§ **THE PROBLEM**
Look through the records below for the word "summary". Report how many lines have it, and only that number.

App and web page records:

____________________

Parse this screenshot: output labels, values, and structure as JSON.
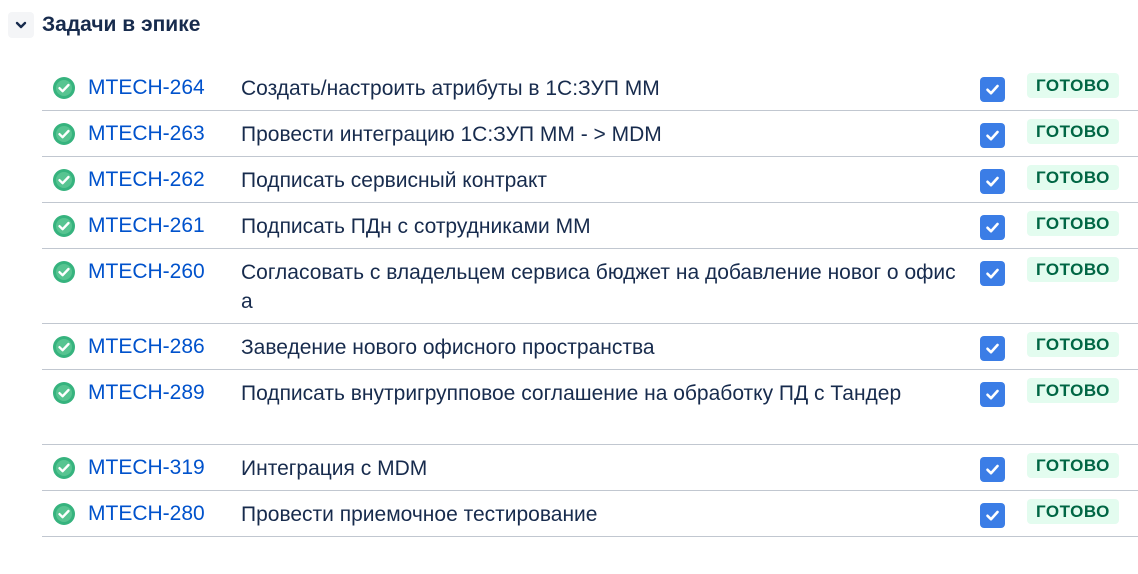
{
  "section": {
    "title": "Задачи в эпике"
  },
  "colors": {
    "link": "#0052cc",
    "status_done_bg": "#e3fcef",
    "status_done_text": "#006644",
    "checkbox": "#3b7de6",
    "done_icon": "#36b37e"
  },
  "issues": [
    {
      "key": "MTECH-264",
      "summary": "Создать/настроить атрибуты в 1С:ЗУП ММ",
      "done": true,
      "status": "ГОТОВО",
      "icon": "check-circle-icon"
    },
    {
      "key": "MTECH-263",
      "summary": "Провести интеграцию 1С:ЗУП ММ - > MDM",
      "done": true,
      "status": "ГОТОВО",
      "icon": "check-circle-icon"
    },
    {
      "key": "MTECH-262",
      "summary": "Подписать сервисный контракт",
      "done": true,
      "status": "ГОТОВО",
      "icon": "check-circle-icon"
    },
    {
      "key": "MTECH-261",
      "summary": "Подписать ПДн с сотрудниками ММ",
      "done": true,
      "status": "ГОТОВО",
      "icon": "check-circle-icon"
    },
    {
      "key": "MTECH-260",
      "summary": "Согласовать с владельцем сервиса бюджет на добавление новог о офиса",
      "done": true,
      "status": "ГОТОВО",
      "icon": "check-circle-icon"
    },
    {
      "key": "MTECH-286",
      "summary": "Заведение нового офисного пространства",
      "done": true,
      "status": "ГОТОВО",
      "icon": "check-circle-icon"
    },
    {
      "key": "MTECH-289",
      "summary": "Подписать внутригрупповое соглашение на обработку ПД с Тандер",
      "done": true,
      "status": "ГОТОВО",
      "icon": "check-circle-icon"
    },
    {
      "key": "MTECH-319",
      "summary": "Интеграция с MDM",
      "done": true,
      "status": "ГОТОВО",
      "icon": "check-circle-icon"
    },
    {
      "key": "MTECH-280",
      "summary": "Провести приемочное тестирование",
      "done": true,
      "status": "ГОТОВО",
      "icon": "check-circle-icon"
    }
  ]
}
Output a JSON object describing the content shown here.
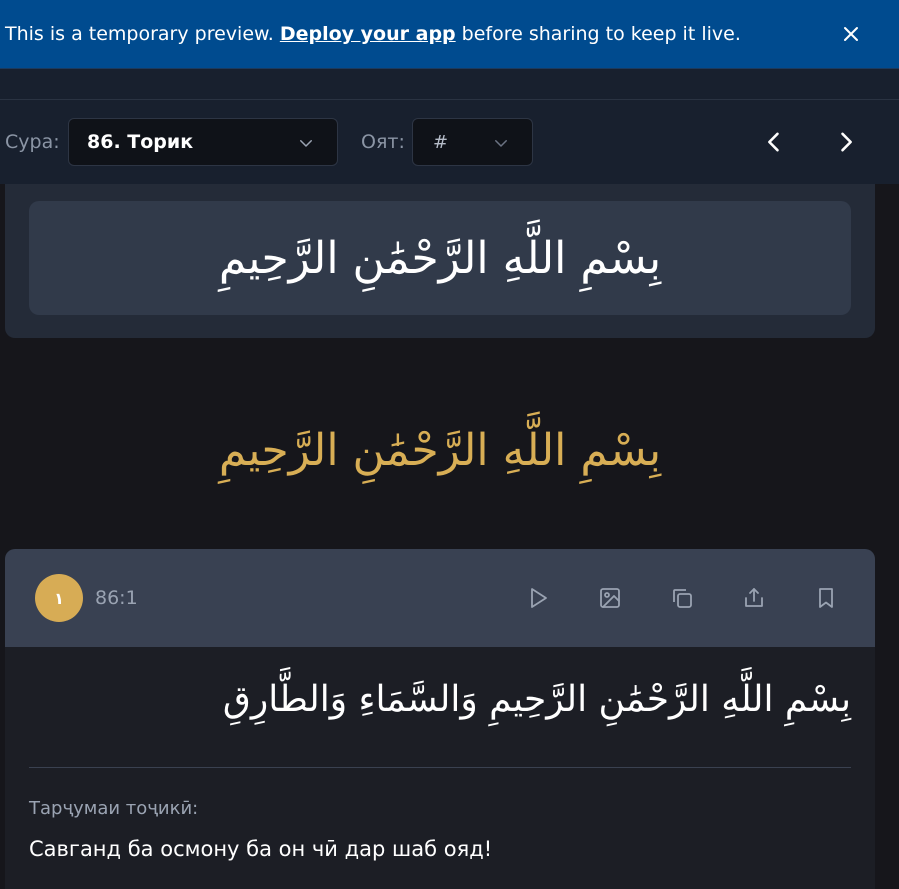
{
  "banner": {
    "text_before": "This is a temporary preview.",
    "link": "Deploy your app",
    "text_after": "before sharing to keep it live.",
    "close_icon": "close-icon"
  },
  "nav": {
    "sura_label": "Сура:",
    "sura_value": "86. Торик",
    "ayat_label": "Оят:",
    "ayat_value": "#",
    "prev_icon": "chevron-left-icon",
    "next_icon": "chevron-right-icon"
  },
  "bismillah": {
    "card_text": "بِسْمِ اللَّهِ الرَّحْمَٰنِ الرَّحِيمِ",
    "gold_text": "بِسْمِ اللَّهِ الرَّحْمَٰنِ الرَّحِيمِ"
  },
  "verse": {
    "number": "١",
    "reference": "86:1",
    "arabic": "بِسْمِ اللَّهِ الرَّحْمَٰنِ الرَّحِيمِ وَالسَّمَاءِ وَالطَّارِقِ",
    "translation_label": "Тарҷумаи тоҷикӣ:",
    "translation": "Савганд ба осмону ба он чӣ дар шаб ояд!",
    "actions": [
      "play-icon",
      "image-icon",
      "copy-icon",
      "share-icon",
      "bookmark-icon"
    ]
  },
  "colors": {
    "banner_bg": "#004b8f",
    "page_bg": "#16161b",
    "nav_bg": "#18202e",
    "gold": "#d8ae55"
  }
}
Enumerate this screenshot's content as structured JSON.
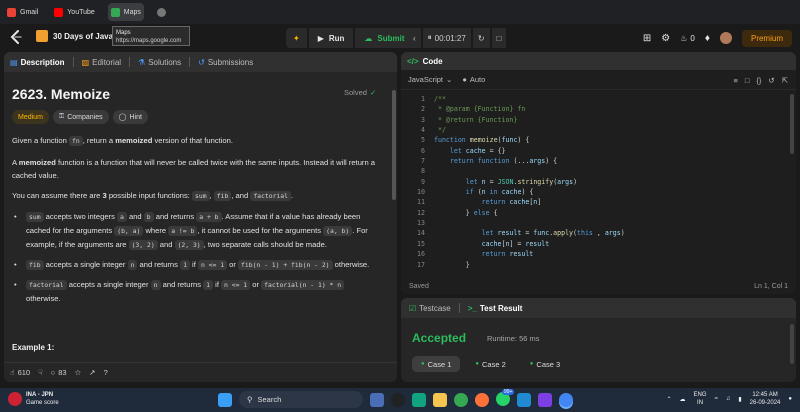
{
  "bookmarks": [
    {
      "label": "Gmail",
      "color": "#ea4335"
    },
    {
      "label": "YouTube",
      "color": "#ff0000"
    },
    {
      "label": "Maps",
      "color": "#34a853"
    }
  ],
  "tooltip": {
    "title": "Maps",
    "url": "https://maps.google.com"
  },
  "header": {
    "problem_list": "30 Days of JavaSc",
    "run": "Run",
    "submit": "Submit",
    "timer": "00:01:27",
    "streak": "0",
    "premium": "Premium"
  },
  "left_tabs": [
    "Description",
    "Editorial",
    "Solutions",
    "Submissions"
  ],
  "problem": {
    "title": "2623. Memoize",
    "solved": "Solved",
    "tags": [
      "Medium",
      "Companies",
      "Hint"
    ],
    "intro": [
      "Given a function ",
      "fn",
      ", return a ",
      "memoized",
      " version of that function."
    ],
    "memo_def": [
      "A ",
      "memoized",
      " function is a function that will never be called twice with the same inputs. Instead it will return a cached value."
    ],
    "assume": [
      "You can assume there are ",
      "3",
      " possible input functions: ",
      "sum",
      ", ",
      "fib",
      ", and ",
      "factorial",
      "."
    ],
    "bullet1": [
      "sum",
      " accepts two integers ",
      "a",
      " and ",
      "b",
      " and returns ",
      "a + b",
      ". Assume that if a value has already been cached for the arguments ",
      "(b, a)",
      " where ",
      "a != b",
      ", it cannot be used for the arguments ",
      "(a, b)",
      ". For example, if the arguments are ",
      "(3, 2)",
      " and ",
      "(2, 3)",
      ", two separate calls should be made."
    ],
    "bullet2": [
      "fib",
      " accepts a single integer ",
      "n",
      " and returns ",
      "1",
      " if ",
      "n <= 1",
      " or ",
      "fib(n - 1) + fib(n - 2)",
      " otherwise."
    ],
    "bullet3": [
      "factorial",
      " accepts a single integer ",
      "n",
      " and returns ",
      "1",
      " if ",
      "n <= 1",
      " or ",
      "factorial(n - 1) * n",
      " otherwise."
    ],
    "example": "Example 1:"
  },
  "left_footer": {
    "likes": "610",
    "comments": "83"
  },
  "code_panel": {
    "tab": "Code",
    "language": "JavaScript",
    "mode": "Auto",
    "line_numbers": [
      "1",
      "2",
      "3",
      "4",
      "5",
      "6",
      "7",
      "8",
      "9",
      "10",
      "11",
      "12",
      "13",
      "14",
      "15",
      "16",
      "17"
    ],
    "status_left": "Saved",
    "status_right": "Ln 1, Col 1"
  },
  "result_panel": {
    "tabs": [
      "Testcase",
      "Test Result"
    ],
    "status": "Accepted",
    "runtime": "Runtime: 56 ms",
    "cases": [
      "Case 1",
      "Case 2",
      "Case 3"
    ]
  },
  "taskbar": {
    "weather_title": "INA - JPN",
    "weather_sub": "Game score",
    "search": "Search",
    "badge": "99+",
    "lang_top": "ENG",
    "lang_bottom": "IN",
    "time": "12:45 AM",
    "date": "26-09-2024"
  }
}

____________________

§ **COMPLETED TASK**
9